City's Centre for Food Policy is host to a vibrant research community that researches and educates on how policy-making processes work and how they both reflect and shape the nature of food supply and consumption.
It is interested in the policy place of food in society and the impact on health, environment, social justice and economy.
The MPhil/PhD programme's purpose is to build an advanced route into academic work in food policy. Its goals are to help you:
You should normally have a track record of high academic achievement, demonstrated by a good undergraduate degree with at least a second class (upper division) pass or equivalent; plus a good Masters-level degree with at least a pass with merit (or equivalent).
If your first language is not English, the following qualifications are necessary to meet the English language requirement for entry to a postgraduate course of study:
Please note that TOEFL and Cambridge Advanced/ Preliminary tests are no longer accepted.
If you are not from the European Economic Area / Switzerland and you are coming to study in the UK, you may need to apply for a visa or entry clearance to come to the UK to study.
The way that you apply may vary depending on the length of your course. There are different rules for:
For more information see our main Visa page.
You will initially be registered for an MPhil award. Promotion to registration to PhD is not automatic, but contingent on the satisfactory outcome of a review process. This normally takes place towards the end of the first year of registration for full-time candidates and towards the end of the second year for part-time candidates.
You submit a report to an academic panel and present at the annual research colloquium.
If the outcome is satisfactory, you will be upgraded to a PhD. The programme will conclude with submission of research in the form of a PhD thesis and attendance at a viva voce examination in front of at least two examiners, at least one of whom will be external to City.
For full details about the City PhD programme structure, please see the Guide for Research Students.
Fees for doctoral candidates are charged annually and cover registration, supervision and examination. Fees are subject to review each year and may vary during your period of registration.
Research students are appointed a supervisory team consisting of at least two supervisors. One of these will be designated as the first point of contact and will be responsible for ensuring that you receive effective supervision and are able to develop the skills and knowledge you require to contribute to research as a professional within a supportive research training environment.
Each supervision session is based around your particular needs, work programme and completion targets.
Research training will be provided and students are encouraged to develop skills in both research and teaching.
Read more about how we help you to develop your skills as a researcher at City.
The Centre for Food Policy currently has around 17 full- and part-time research students. It forms part of the Department of Sociology, which also has a vibrant research culture and a growing group of scholars who are committed to building an excellent reputation in their discipline-related fields.
We provide students with a range of academic and training support as well as regular research seminars and symposia in order to facilitate your research and develop your careers and our research environment.

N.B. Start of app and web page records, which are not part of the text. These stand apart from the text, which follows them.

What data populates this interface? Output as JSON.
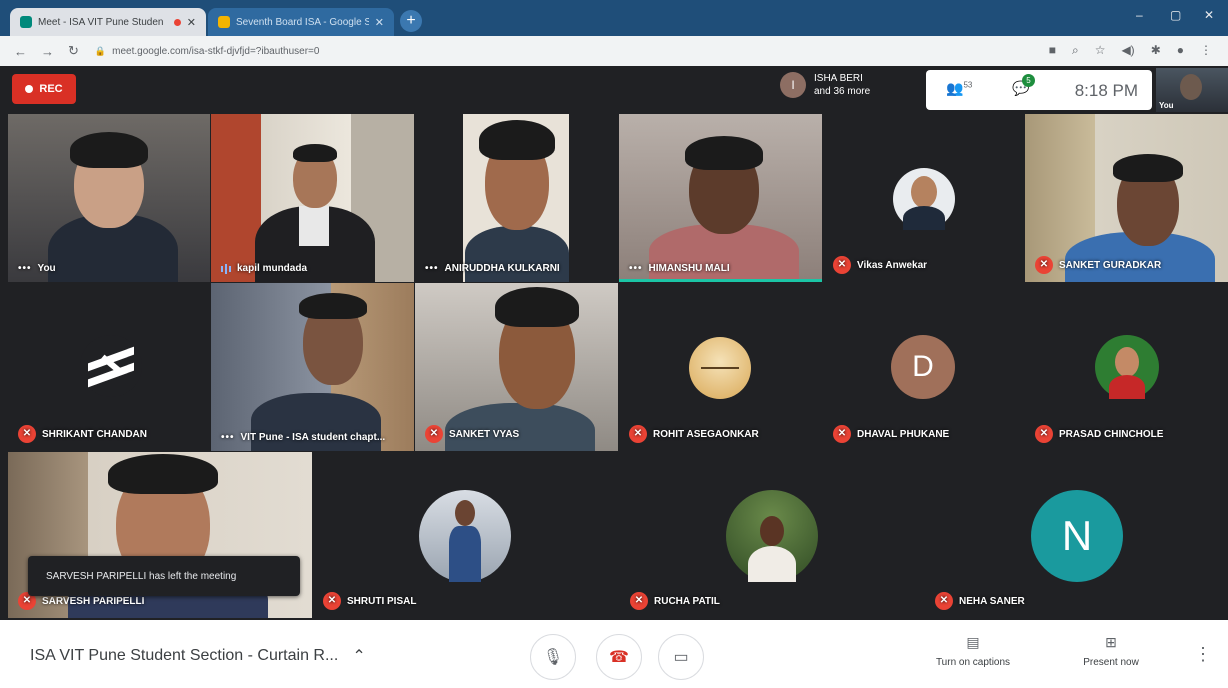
{
  "browser": {
    "tabs": [
      {
        "title": "Meet - ISA VIT Pune Studen",
        "active": true
      },
      {
        "title": "Seventh Board ISA - Google Slides",
        "active": false
      }
    ],
    "url": "meet.google.com/isa-stkf-djvfjd=?ibauthuser=0",
    "window_controls": [
      "–",
      "▢",
      "✕"
    ]
  },
  "meet_top": {
    "rec_label": "REC",
    "presenter_initial": "I",
    "presenter_line1": "ISHA BERI",
    "presenter_line2": "and 36 more",
    "participant_count": "53",
    "chat_badge": "5",
    "time": "8:18 PM",
    "self_label": "You"
  },
  "tiles": [
    {
      "name": "You"
    },
    {
      "name": "kapil mundada"
    },
    {
      "name": "ANIRUDDHA KULKARNI"
    },
    {
      "name": "HIMANSHU MALI"
    },
    {
      "name": "Vikas Anwekar"
    },
    {
      "name": "SANKET GURADKAR"
    },
    {
      "name": "SHRIKANT CHANDAN"
    },
    {
      "name": "VIT Pune - ISA student chapt..."
    },
    {
      "name": "SANKET VYAS"
    },
    {
      "name": "ROHIT ASEGAONKAR"
    },
    {
      "name": "DHAVAL PHUKANE",
      "initial": "D"
    },
    {
      "name": "PRASAD CHINCHOLE"
    },
    {
      "name": "SARVESH PARIPELLI"
    },
    {
      "name": "SHRUTI PISAL"
    },
    {
      "name": "RUCHA PATIL"
    },
    {
      "name": "NEHA SANER",
      "initial": "N"
    }
  ],
  "toast": "SARVESH PARIPELLI has left the meeting",
  "bottom": {
    "meeting_name": "ISA VIT Pune Student Section - Curtain R...",
    "captions_label": "Turn on captions",
    "present_label": "Present now"
  },
  "colors": {
    "rec": "#d93025",
    "mic_off": "#ea4335",
    "speaking": "#1bc5a6",
    "neha_avatar": "#1a9a9e",
    "dhaval_avatar": "#a0705a"
  }
}
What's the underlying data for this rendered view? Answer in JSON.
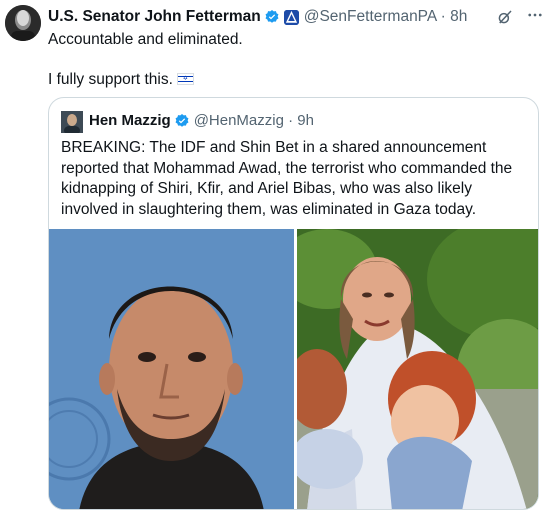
{
  "tweet": {
    "author_name": "U.S. Senator John Fetterman",
    "author_handle": "@SenFettermanPA",
    "separator": "·",
    "time": "8h",
    "verified_icon": "verified-badge-icon",
    "government_badge_icon": "government-badge-icon",
    "lines": [
      "Accountable and eliminated.",
      "I fully support this."
    ],
    "flag_icon": "israel-flag-emoji"
  },
  "quoted_tweet": {
    "author_name": "Hen Mazzig",
    "author_handle": "@HenMazzig",
    "separator": "·",
    "time": "9h",
    "text": "BREAKING: The IDF and Shin Bet in a shared announcement reported that Mohammad Awad, the terrorist who commanded the kidnapping of Shiri, Kfir, and Ariel Bibas, who was also likely involved in slaughtering them, was eliminated in Gaza today."
  },
  "icons": {
    "grok": "grok-icon",
    "more": "more-options-icon"
  },
  "colors": {
    "verified": "#1d9bf0",
    "gov_badge": "#1d4ba8",
    "secondary_text": "#536471",
    "border": "#cfd9de"
  }
}
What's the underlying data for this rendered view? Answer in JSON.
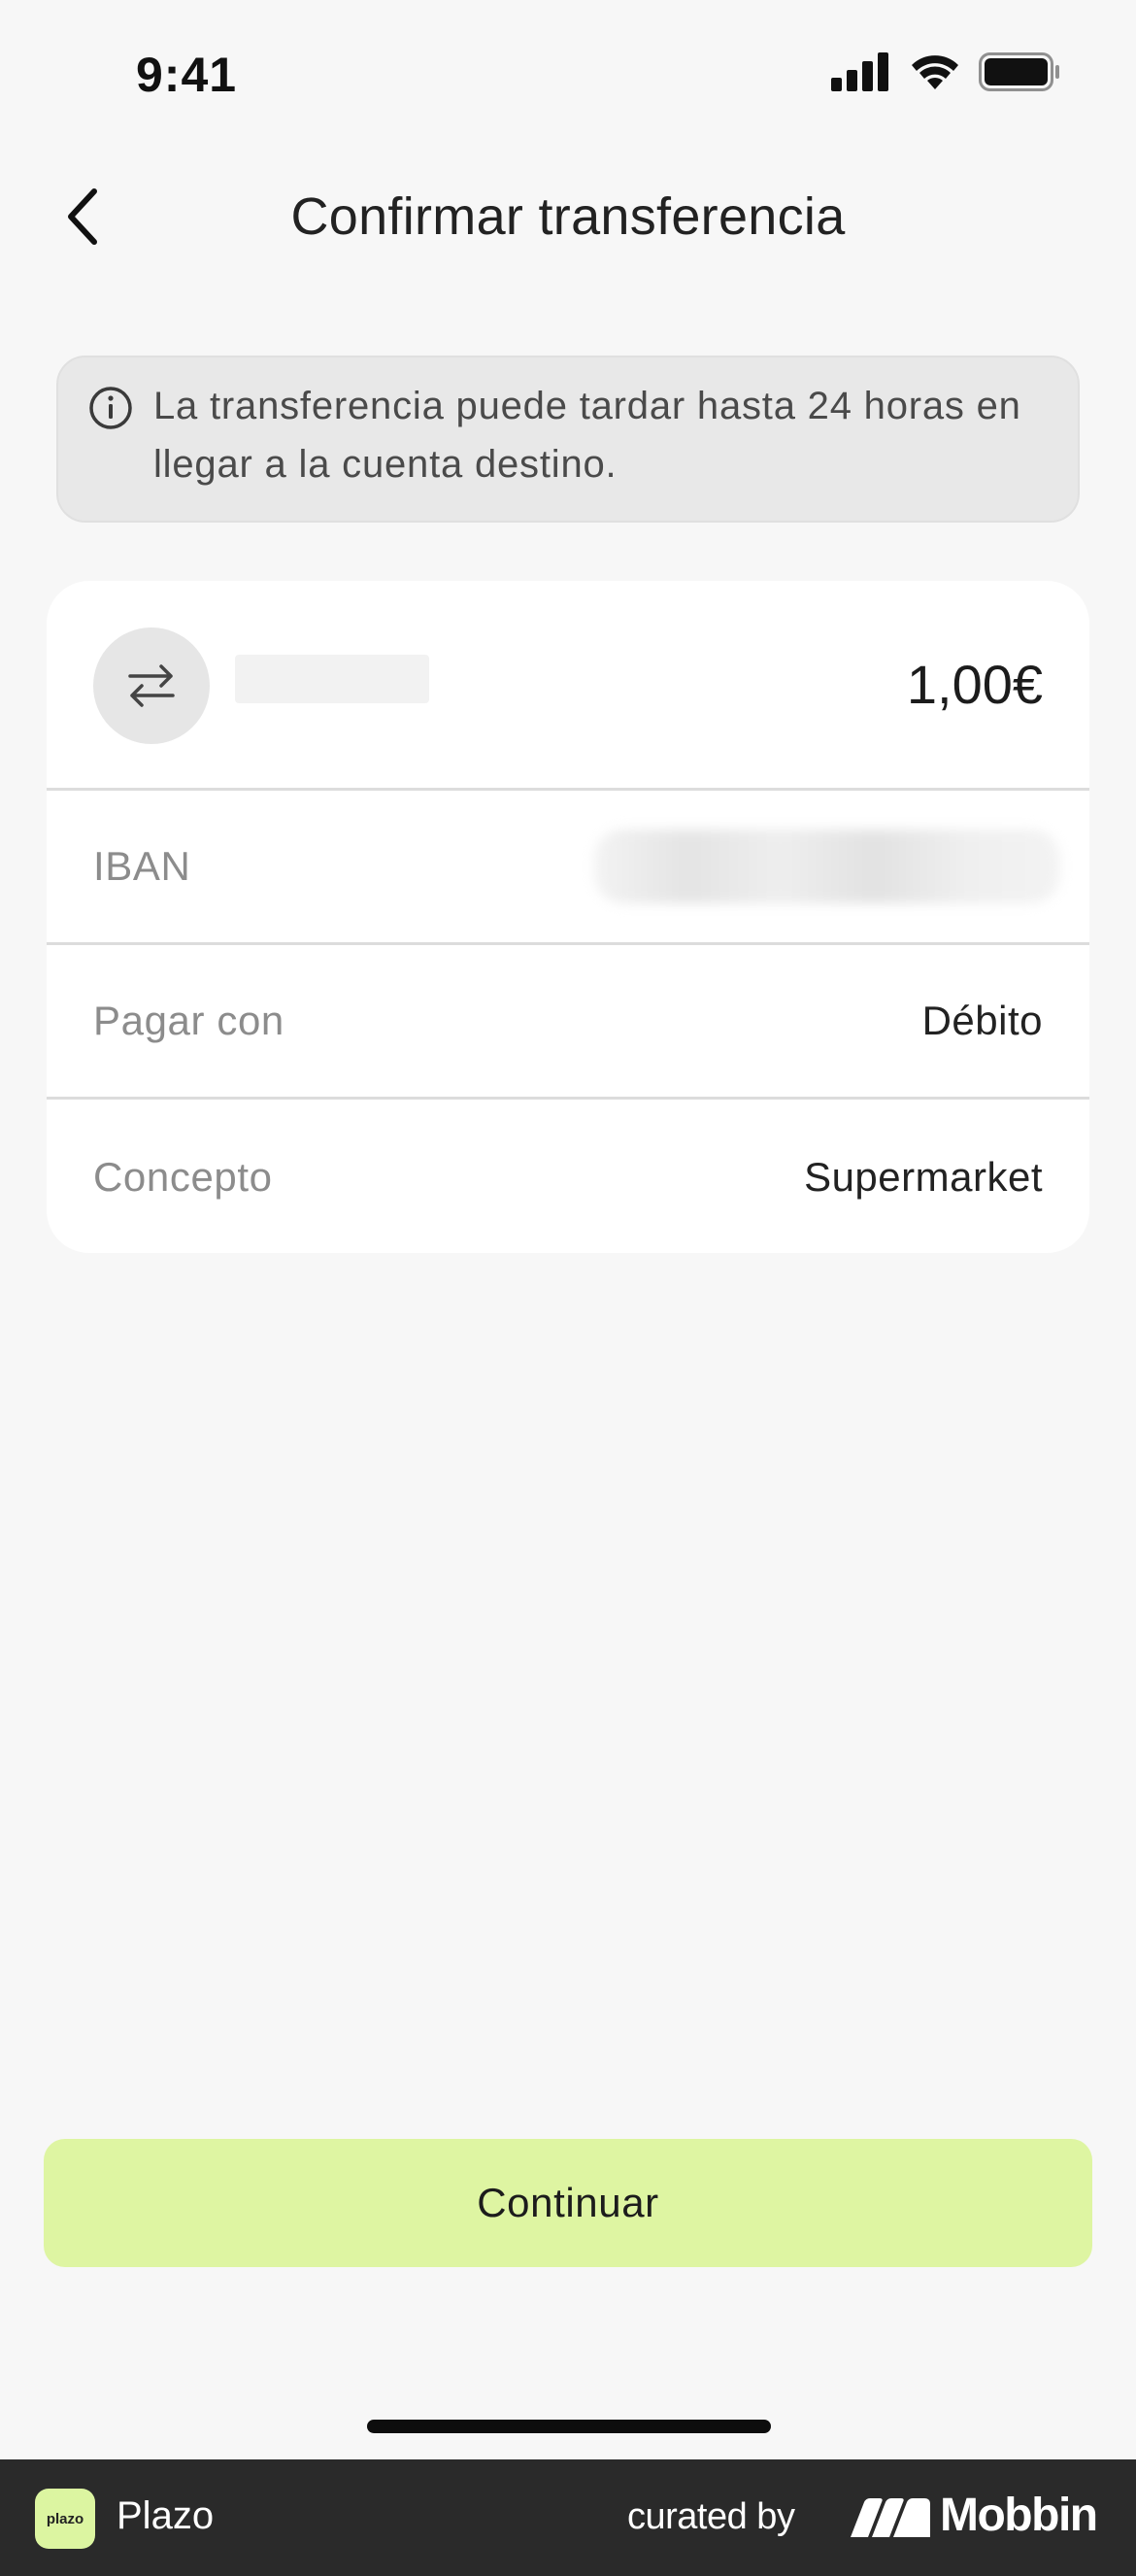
{
  "status_bar": {
    "time": "9:41",
    "icons": [
      "cellular-signal-icon",
      "wifi-icon",
      "battery-icon"
    ]
  },
  "header": {
    "title": "Confirmar transferencia",
    "back_icon": "chevron-left-icon"
  },
  "info_banner": {
    "icon": "info-icon",
    "text": "La transferencia puede tardar hasta 24 horas en llegar a la cuenta destino."
  },
  "transfer": {
    "icon": "transfer-arrows-icon",
    "amount": "1,00€",
    "rows": [
      {
        "label": "IBAN",
        "value": ""
      },
      {
        "label": "Pagar con",
        "value": "Débito"
      },
      {
        "label": "Concepto",
        "value": "Supermarket"
      }
    ]
  },
  "actions": {
    "continue_label": "Continuar"
  },
  "footer": {
    "app_logo_text": "plazo",
    "app_name": "Plazo",
    "curated_by": "curated by",
    "brand": "Mobbin"
  },
  "colors": {
    "background": "#f7f7f7",
    "card": "#ffffff",
    "banner": "#e8e8e8",
    "accent_button": "#def5a2",
    "footer": "#2a2a2a"
  }
}
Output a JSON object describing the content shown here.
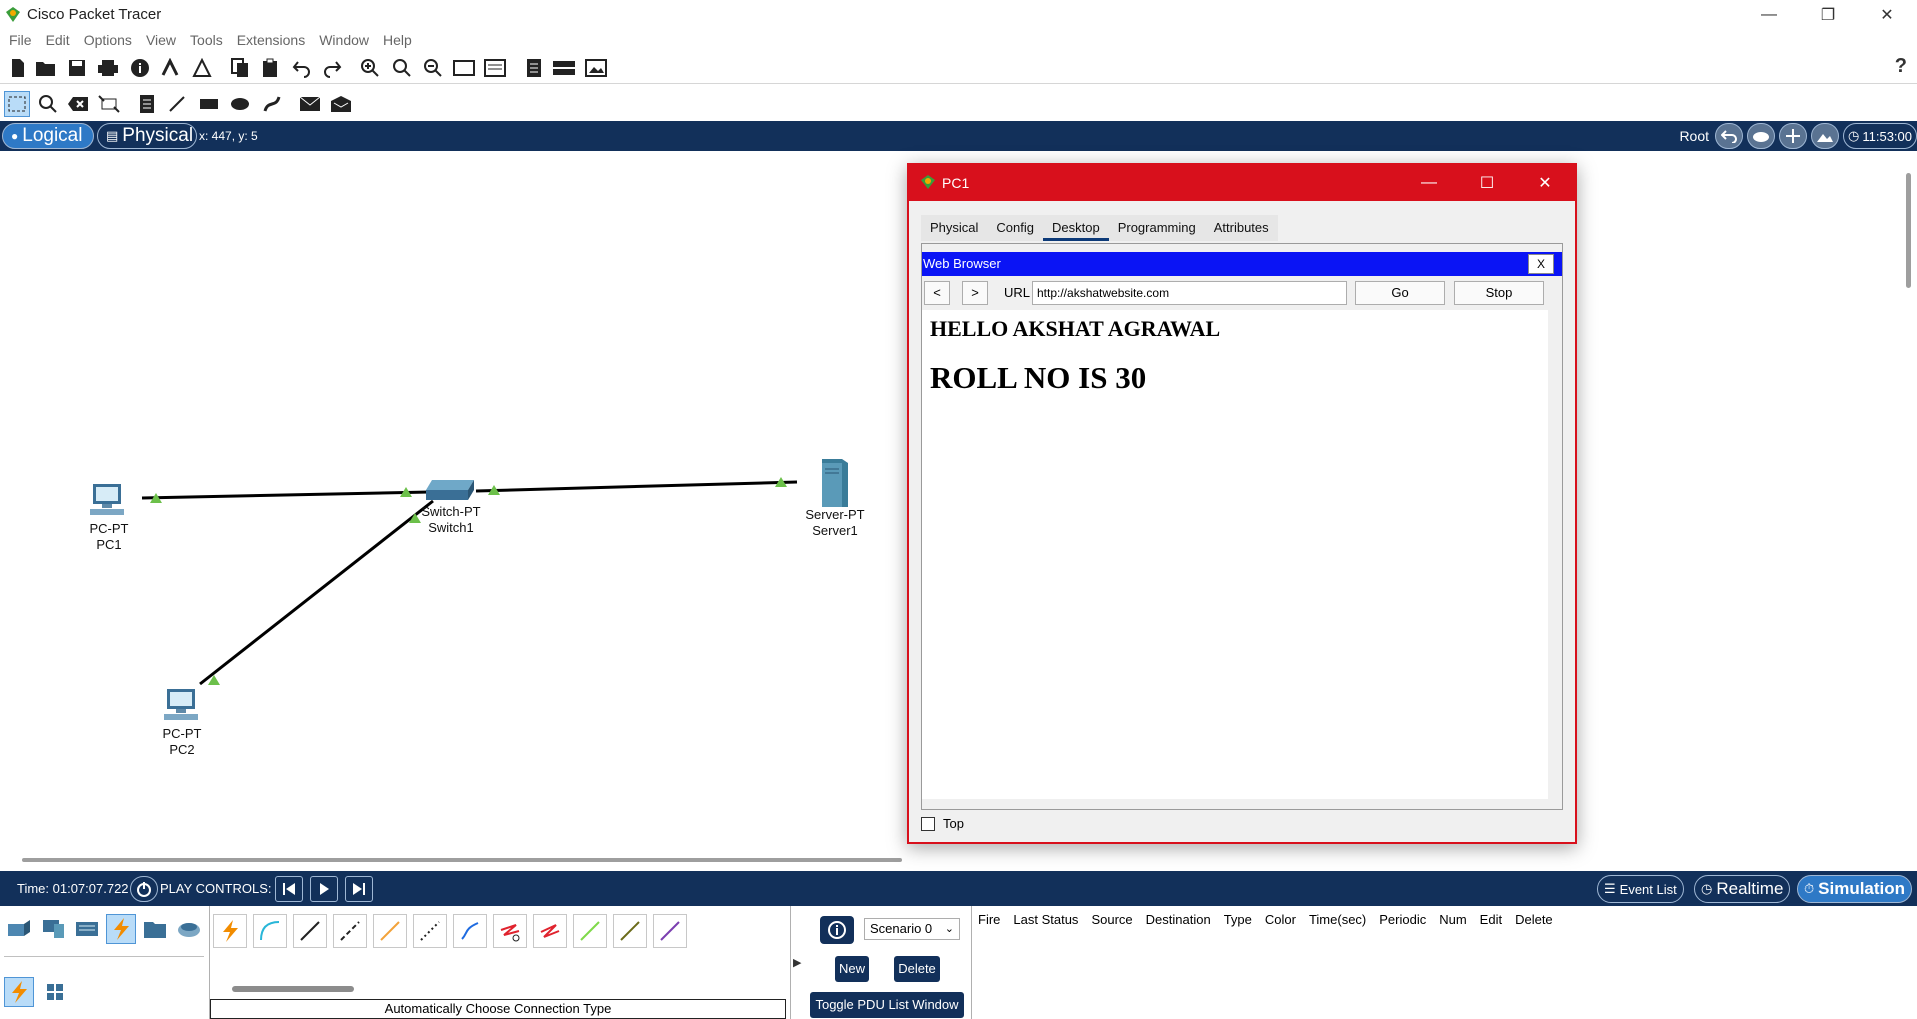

We accept applications for full-time study for entry in September each year.
For an informal discussion of your research proposal, please contact Martin Caraher.
To apply, you should submit the following documents via the online application form:
Please note that we will not consider incomplete applications and applications must be submitted by the deadline.
IFSTAL is a learning community and interactive resource designed to improve post-graduate level knowledge and understanding of the food system and the need for a workforce skilled in food systems thinking. Currently there are over 600 students and alumni from the Universities of Oxford, City, Reading, Warwick and LCIRAH. There are a number of different ways participants in the programme can communicate with fellow students and academics. For PhD students this is a way of engaging with fellow students from other institutions. Find out more about IFSTAL.
The Food Research Collaboration (FRC) is an initiative hosted by the Centre for Food Policy to facilitate joint working by academics and civil society organisations (CSOs) to improve the UK food system.